One of our survey respondents writes:

“We’re back in the black and plan to continue that way by offering online ordering of custom wall decor, wrapping paper, in addition to our traditional services.”

Which seems like a good theme for this year’s Printing Outlook, as print businesses are indeed “back in the black.” However, new challenges other than the pandemic plagued print businesses in 2022, and while many of them are easing as we head into 2023, new challenges are on the horizon.

Here is a little sneak peak of some survey results.

Business Conditions

In terms of revenues, 19% of print businesses surveyed said that revenues for 2022 had increased more than 25% compared to 2021, and 39% said that revenues had increased between 10% and 25%. All told, more than three-fourths (77%) of print businesses surveyed reported an increase in revenues in 2022 compared to 2021. Likewise, 69% saw an increase in jobs, and 66% saw an increase in profits compared to 2021.  

The general expectation is that 2023 will be a bit more muted than 2022, with about the same level of growth in revenues, although it’s easy to see the 2022 revenues as reflecting more new business growth than reclaiming what was lost in 2020.

Business Challenges

The top challenge this year was “availability of consumables and supplies,” which we had added to this year’s survey and which debuted at 45% of all print businesses. Number two was the related “consumables and supplies pricing,” selected by 42% of respondents. Number three was the perennial favorite “national economic conditions,” selected by 39%. We can interpret “national economic conditions” as equivalent to “inflation” as well as, to a lesser extent, “fear of an impending recession.”

New Business Opportunities

One indication that things are getting back to normal is that the pre-pandemic number one opportunity—“customers outsourcing more work to us”—has squeaked back into the top spot at 30%. Last year’s number one opportunity, “improving economic conditions,” is at number two this year at 29%. Number three is “hiring new salespeople” at 22%—the highest this opportunity has ever hit. This had been a perennial top opportunity back in the day, and although it had been losing favor towards the end of the 2010s, it seems to be coming back.

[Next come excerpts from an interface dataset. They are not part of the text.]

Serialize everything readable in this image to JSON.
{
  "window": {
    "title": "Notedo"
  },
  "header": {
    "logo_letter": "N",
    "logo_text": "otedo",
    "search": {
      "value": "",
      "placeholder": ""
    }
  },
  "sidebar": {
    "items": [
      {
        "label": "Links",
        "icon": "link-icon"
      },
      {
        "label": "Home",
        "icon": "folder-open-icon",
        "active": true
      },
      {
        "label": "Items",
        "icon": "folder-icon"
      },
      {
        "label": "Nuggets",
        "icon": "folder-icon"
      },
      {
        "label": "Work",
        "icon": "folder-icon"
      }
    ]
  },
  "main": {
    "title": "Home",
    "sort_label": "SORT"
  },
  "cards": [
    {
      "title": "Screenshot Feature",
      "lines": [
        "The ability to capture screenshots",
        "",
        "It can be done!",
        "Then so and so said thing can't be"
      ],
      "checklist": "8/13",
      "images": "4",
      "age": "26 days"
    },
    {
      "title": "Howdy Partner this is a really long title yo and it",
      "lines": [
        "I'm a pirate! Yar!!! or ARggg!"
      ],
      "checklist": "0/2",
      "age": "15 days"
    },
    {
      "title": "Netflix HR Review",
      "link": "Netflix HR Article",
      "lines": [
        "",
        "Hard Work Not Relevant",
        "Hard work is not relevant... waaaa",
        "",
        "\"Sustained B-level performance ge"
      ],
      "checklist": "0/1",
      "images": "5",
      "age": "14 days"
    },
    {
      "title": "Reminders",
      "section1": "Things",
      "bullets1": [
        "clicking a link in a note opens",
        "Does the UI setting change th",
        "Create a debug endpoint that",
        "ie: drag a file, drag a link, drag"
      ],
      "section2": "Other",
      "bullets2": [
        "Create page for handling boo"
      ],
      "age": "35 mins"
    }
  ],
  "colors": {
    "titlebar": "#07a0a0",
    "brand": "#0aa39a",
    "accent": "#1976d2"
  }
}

Planned Investments

In terms of planned investments, unlike previous years, “we have no planned investments” is not the top item this year—it was selected by 15% of respondents, an all-time low for this selection.

Top of the list of planned investments is the traditional number one item, “finishing/bindery equipment for digital production” at 18%. There is a tie for number two at 16%: “finishing/bindery equipment for offset/analog production” and “additional space/new location.” The number three investment item is “high-speed production inkjet printing equipment (like HP PageWide)” selected by 13%— an all-time high for this item. Lest we think inkjet rules the digital equipment roost here, “toner-based color digital press (like HP Indigo, Xerox iGen)” is the number four investment item at 11%.

“Supply Chain Issues”

We asked about the extent to which print businesses had been impacted by the consumables “supply chain” issues—a lucky 7% said they were not impacted at all. Still, just about half of all businesses surveyed said that they had been impacted and there were minor delays in getting jobs delivered on time. Three out of 10 said there were major delays getting jobs delivered on time, and one-fourth (24%) said they had been impacted, but ultimately had no trouble getting jobs delivered on time.

Hiring Plans

Less than two-thirds of survey respondents (63%) have plans to hire staff in 2023—down from 71% in last year’s survey—with 20% (up slightly from 17%) say they are not planning to hire. A larger than usual cohort (17%) “don’t know” which is in itself telling. Unlike previous years, where [production staff were the most in-demand, this year’s top potential hires are sales reps.

Looking Forward

Ultimately, 2022 had been a good year—challenging in certain ways, but generally good. The year-over-year data can be a little erratic, as we saw business plummet in 2020, rebound strongly in 2021, and now we’re settling into a post-pandemic normalcy. Shops are optimistic about 2023, and for good reason—God willin’ and the COVID don’t rise.

Purchase our Printing Outlook 2022 special report in our Report Store